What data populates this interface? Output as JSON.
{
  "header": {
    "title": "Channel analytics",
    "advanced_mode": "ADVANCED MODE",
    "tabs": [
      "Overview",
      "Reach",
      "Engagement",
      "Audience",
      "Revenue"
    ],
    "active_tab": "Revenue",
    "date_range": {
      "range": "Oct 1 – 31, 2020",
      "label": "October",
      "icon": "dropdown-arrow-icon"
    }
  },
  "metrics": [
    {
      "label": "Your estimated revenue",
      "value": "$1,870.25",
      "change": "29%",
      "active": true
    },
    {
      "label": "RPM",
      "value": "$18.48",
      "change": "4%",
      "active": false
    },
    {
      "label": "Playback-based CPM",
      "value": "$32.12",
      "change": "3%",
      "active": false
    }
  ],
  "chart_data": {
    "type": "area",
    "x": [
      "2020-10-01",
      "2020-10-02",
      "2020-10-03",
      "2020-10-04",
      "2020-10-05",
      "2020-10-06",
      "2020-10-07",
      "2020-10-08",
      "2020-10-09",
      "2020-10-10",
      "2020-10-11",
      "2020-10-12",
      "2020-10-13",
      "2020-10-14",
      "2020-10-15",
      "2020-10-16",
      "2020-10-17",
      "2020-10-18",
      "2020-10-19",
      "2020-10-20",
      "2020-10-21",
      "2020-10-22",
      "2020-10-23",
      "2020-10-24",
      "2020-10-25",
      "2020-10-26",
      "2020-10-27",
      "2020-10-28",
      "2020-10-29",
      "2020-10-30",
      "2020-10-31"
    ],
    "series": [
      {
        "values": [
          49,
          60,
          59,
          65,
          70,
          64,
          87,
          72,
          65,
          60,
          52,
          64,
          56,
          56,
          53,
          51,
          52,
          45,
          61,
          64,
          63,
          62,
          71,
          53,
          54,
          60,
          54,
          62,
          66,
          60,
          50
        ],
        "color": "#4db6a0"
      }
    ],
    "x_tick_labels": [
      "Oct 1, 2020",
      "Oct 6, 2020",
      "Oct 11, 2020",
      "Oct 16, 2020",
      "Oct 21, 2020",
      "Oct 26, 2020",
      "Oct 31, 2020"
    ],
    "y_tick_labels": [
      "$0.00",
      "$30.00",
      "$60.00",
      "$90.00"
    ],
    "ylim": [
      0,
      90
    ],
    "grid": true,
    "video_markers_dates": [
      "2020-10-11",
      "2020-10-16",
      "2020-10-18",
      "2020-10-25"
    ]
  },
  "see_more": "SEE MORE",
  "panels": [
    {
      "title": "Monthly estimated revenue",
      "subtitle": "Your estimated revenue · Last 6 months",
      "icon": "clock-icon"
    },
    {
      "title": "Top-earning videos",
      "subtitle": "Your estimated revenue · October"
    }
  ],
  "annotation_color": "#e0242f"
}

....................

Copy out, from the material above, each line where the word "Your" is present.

      "label": "Your estimated revenue",
      "subtitle": "Your estimated revenue · Last 6 months",
      "subtitle": "Your estimated revenue · October"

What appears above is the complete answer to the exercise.